John Muir Vs. Teddy Roosevelt
by Yosemite “Ahwahnee” National Park
You’ve seen it, I’ve seen it, we’ve all seen the photo of John Muir and Teddy Roosevelt standing on the edge of my big old valley. They look like best buds, right? Wrong! Those two guys hated each other’s guts. True story!
John Muir got off the boat in San Francisco and walked until he found me. He had been searching for a pure, wild, and beautiful place to worship. Papa Muir wasn’t the first to climb my cliffs or rest in the shade of my trees. The Ahwahnechee people thrived all over my valley and called me “Ahwahnee.” The tribe would have stayed had they not put up a fight with the gold miners, which got them evicted and killed.
When Papa Muir moved into the valley he found work at a sawmill that helped a hotel bring more visitors to enjoy my sparkling personality. Aside from the Ahwahnechee, nobody knew me as well as he did. All his time and energy went into exploring every epic view and tiny hiding spot behind my waterfalls. He got so into me that he even climbed up into one of my trees during a storm just to know what it felt like to be tossed around in the wind. He wrote love notes that got published in magazines. He really loved me, and he wanted to protect me.
Love is a funny thing, though. It can make people very possessive. It can make people claim “secret spots” or “private property.” Papa Muir could have gone the “secret spot” route and become a bitter old hermit who yelled at tourists, but he didn’t. He realized that sharing me was the best way to protect me. He became my personal spokesman and fought to keep the bastards from turning me into private property. He started the Sierra Club in 1892 to protect wild places like me, but since the state owned me— my forests were still logged, my gold was mined, and my misty meadows were pooped on by domestic animals (you know who you are).
While on a publicity tour in 1903, President Theodore Roosevelt sent Papa Muir a letter asking to meet him in my valley: Papa Teddy wrote, “I want to drop politics absolutely for four days and just be out in the open with you.” Papa Muir accompanied the entourage—which included California’s governor, the secretary of the Navy, the surgeon general, two college presidents, Papa Teddy, and his personal secretary—on the train ride from Oakland. “What a showboat,” Papa Muir must have thought. “Is this faker trying to use me to get street cred with the authentic folk?” The huge parade came into my valley and posed for photos with my old-growth Sequoia forest before heading to the hotel to party. Papa Muir and Papa Teddy stayed behind while the crowd wasn’t looking. Papa Teddy had a secret plan to ditch the party all along. He was like that. He loved secret plans. Presidents, right?
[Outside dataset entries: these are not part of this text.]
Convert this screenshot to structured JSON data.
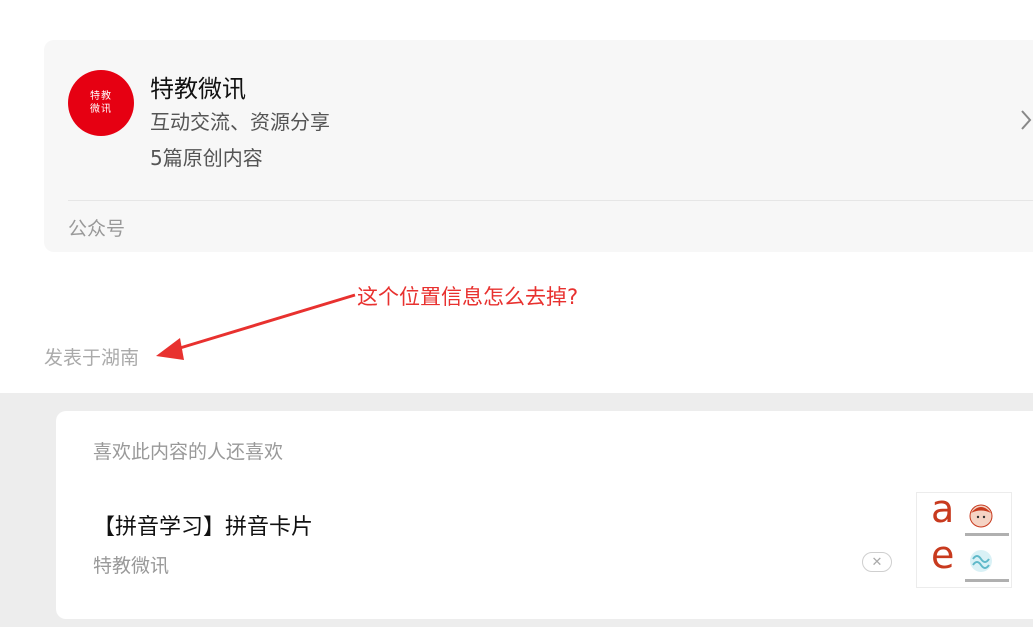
{
  "profile": {
    "avatar_line1": "特教",
    "avatar_line2": "微讯",
    "name": "特教微讯",
    "description": "互动交流、资源分享",
    "count": "5篇原创内容",
    "footer": "公众号",
    "avatar_color": "#e60012"
  },
  "annotation": {
    "text": "这个位置信息怎么去掉?",
    "color": "#e8312f"
  },
  "location": "发表于湖南",
  "recommend": {
    "header": "喜欢此内容的人还喜欢",
    "item": {
      "title": "【拼音学习】拼音卡片",
      "source": "特教微讯",
      "dismiss_icon": "close-icon",
      "dismiss_glyph": "✕",
      "thumb_letter1": "a",
      "thumb_letter2": "e"
    }
  }
}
Sitting around the campfire, awkward laughing stumbled around when Papa Muir asked, “Mr. President, when are you going to get over this infantile need to kill other animals?” My two dads had a lot in common and a lot in conflict. They both wanted to protect wild places, but for different reasons. Not all conservationists are vegan.
They slept tent-less under my trees, mountains, and the stars. They talked for days about protecting me and other places like me. They saw beyond themselves and realized that together they could do more good than they could apart. After that little campout, Papa Muir wrote, “I never before had a more interesting, hearty, and manly companion.”
Eventually Papa Teddy had to go back to the train station to resume his press tour. At his next stop, the California State Capitol in Sacramento, he gave a speech about how, “Lying out at night under those giant Sequoias was lying in a temple built by no hand of man… They are monuments in themselves, [and] I ask for [their] preservation… We are not building this country of ours for a day. It is to last through the ages.”
After that, California let me become federal property and if you pay taxes that means I’m yours. Right? I think so. Anyhow, in 1916 the National Park Service was formed and the government agency became my official protector.
I am grateful for my two dads, because they saw beyond themselves and helped all sorts of people come together to care for me.